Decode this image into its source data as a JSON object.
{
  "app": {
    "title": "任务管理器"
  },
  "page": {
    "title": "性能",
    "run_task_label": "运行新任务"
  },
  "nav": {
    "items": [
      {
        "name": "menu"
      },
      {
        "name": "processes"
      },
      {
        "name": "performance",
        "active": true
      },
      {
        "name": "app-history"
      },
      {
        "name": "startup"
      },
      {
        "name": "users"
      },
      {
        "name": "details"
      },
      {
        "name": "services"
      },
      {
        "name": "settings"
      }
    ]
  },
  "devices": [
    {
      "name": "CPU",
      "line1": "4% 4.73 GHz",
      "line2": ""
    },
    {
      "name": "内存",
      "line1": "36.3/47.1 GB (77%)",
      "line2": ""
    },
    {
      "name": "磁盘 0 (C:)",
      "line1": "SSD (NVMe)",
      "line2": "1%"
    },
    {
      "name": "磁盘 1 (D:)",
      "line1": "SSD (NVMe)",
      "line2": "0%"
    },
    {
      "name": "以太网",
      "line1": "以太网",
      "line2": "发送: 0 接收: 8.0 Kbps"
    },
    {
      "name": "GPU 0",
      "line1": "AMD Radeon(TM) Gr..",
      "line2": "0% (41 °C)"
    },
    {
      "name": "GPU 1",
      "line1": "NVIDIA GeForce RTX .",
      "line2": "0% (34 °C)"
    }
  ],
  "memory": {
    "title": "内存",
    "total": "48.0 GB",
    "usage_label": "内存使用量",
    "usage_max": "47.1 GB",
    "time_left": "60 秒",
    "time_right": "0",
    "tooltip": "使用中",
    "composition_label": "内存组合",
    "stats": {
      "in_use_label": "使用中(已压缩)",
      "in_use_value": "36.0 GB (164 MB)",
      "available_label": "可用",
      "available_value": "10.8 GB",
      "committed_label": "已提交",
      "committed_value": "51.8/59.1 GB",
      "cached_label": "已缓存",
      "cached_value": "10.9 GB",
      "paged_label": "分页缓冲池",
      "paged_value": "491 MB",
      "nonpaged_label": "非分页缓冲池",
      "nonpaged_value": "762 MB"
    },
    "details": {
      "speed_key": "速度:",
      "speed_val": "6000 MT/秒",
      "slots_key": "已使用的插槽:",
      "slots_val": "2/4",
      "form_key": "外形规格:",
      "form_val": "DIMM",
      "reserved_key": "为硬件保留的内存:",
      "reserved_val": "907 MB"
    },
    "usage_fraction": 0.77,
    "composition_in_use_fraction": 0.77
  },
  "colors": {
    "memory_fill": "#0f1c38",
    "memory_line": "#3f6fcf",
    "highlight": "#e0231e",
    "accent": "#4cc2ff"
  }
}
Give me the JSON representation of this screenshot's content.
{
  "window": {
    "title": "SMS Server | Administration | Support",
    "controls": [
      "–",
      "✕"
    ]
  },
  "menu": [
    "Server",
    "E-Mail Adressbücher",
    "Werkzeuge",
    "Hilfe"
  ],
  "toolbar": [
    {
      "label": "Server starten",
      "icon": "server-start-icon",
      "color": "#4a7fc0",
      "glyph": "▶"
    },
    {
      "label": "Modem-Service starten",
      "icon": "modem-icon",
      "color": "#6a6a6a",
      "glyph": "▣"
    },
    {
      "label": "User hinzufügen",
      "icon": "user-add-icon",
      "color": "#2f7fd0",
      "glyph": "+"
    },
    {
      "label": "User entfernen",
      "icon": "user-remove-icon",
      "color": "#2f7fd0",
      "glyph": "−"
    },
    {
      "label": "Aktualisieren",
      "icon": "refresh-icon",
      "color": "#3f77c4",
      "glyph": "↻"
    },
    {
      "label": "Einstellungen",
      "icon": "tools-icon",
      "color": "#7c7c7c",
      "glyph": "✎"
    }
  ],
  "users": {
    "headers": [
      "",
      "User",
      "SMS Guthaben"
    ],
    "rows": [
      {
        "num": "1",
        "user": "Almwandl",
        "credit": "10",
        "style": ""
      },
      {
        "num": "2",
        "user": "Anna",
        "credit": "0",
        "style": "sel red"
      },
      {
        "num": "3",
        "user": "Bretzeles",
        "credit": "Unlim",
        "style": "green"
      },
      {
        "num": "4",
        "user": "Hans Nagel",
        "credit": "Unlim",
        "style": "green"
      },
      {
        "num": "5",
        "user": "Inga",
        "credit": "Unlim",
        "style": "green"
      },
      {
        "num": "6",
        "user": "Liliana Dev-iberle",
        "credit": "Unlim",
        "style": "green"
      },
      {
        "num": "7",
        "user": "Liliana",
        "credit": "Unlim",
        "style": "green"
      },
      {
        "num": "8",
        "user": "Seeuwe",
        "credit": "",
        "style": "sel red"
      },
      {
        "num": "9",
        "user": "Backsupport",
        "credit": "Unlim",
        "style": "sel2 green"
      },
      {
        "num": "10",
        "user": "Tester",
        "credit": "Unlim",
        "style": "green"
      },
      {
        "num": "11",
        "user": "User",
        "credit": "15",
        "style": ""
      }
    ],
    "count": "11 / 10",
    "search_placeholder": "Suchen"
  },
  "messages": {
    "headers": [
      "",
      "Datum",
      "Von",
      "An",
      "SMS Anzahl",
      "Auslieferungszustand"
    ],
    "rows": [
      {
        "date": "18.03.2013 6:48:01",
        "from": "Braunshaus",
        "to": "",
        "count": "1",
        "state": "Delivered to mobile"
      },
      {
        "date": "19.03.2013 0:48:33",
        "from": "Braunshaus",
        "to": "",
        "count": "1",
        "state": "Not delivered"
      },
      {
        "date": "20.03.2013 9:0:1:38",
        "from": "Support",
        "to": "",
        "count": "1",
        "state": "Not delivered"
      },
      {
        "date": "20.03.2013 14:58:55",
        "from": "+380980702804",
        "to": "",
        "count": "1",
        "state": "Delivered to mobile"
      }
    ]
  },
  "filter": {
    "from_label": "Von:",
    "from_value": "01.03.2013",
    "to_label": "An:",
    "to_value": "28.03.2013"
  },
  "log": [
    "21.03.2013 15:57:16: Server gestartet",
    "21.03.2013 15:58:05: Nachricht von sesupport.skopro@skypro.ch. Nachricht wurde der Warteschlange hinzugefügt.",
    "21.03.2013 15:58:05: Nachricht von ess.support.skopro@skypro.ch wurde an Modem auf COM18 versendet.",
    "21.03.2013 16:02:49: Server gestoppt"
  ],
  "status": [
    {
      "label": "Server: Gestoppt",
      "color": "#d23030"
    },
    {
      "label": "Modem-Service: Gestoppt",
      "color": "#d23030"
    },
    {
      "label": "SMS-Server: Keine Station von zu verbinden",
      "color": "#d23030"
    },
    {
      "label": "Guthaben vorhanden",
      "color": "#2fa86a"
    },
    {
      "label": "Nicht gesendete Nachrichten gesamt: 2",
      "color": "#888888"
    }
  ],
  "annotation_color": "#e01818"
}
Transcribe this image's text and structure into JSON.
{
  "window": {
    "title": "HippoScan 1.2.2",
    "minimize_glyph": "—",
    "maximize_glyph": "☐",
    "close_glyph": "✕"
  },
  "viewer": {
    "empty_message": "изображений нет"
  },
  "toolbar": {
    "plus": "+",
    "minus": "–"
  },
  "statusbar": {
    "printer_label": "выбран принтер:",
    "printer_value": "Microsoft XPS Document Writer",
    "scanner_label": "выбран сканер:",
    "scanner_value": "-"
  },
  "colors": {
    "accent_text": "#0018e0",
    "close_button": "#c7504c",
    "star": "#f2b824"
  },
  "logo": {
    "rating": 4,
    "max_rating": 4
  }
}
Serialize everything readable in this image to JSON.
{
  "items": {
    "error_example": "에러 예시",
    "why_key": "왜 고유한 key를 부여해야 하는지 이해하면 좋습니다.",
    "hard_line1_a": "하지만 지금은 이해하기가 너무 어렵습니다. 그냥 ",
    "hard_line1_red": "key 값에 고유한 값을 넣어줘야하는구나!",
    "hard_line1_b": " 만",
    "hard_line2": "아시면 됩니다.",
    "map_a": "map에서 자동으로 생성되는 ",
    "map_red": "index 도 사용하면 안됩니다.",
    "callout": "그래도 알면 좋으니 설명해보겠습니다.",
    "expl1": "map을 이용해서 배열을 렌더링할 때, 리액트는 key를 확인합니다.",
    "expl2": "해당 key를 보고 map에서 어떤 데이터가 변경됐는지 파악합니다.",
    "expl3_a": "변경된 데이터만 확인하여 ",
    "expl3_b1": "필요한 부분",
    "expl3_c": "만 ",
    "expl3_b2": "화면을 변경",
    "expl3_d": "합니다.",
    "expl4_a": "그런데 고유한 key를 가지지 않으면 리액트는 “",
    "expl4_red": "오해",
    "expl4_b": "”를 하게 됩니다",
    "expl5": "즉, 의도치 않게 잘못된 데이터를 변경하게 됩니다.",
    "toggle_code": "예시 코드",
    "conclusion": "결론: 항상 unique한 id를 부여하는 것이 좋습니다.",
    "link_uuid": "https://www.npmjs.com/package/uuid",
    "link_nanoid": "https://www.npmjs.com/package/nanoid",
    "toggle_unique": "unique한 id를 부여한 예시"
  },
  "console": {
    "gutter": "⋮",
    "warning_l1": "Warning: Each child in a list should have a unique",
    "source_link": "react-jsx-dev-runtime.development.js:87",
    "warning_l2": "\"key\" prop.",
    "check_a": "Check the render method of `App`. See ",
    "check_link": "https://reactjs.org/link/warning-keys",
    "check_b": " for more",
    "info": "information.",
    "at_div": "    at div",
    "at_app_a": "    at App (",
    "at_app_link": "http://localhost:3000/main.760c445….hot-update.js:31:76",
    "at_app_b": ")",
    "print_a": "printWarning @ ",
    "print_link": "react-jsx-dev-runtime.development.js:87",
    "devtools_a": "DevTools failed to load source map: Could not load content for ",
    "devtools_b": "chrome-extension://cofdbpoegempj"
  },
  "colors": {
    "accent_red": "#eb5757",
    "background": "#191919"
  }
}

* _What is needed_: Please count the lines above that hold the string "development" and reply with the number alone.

* _Your solution_: 2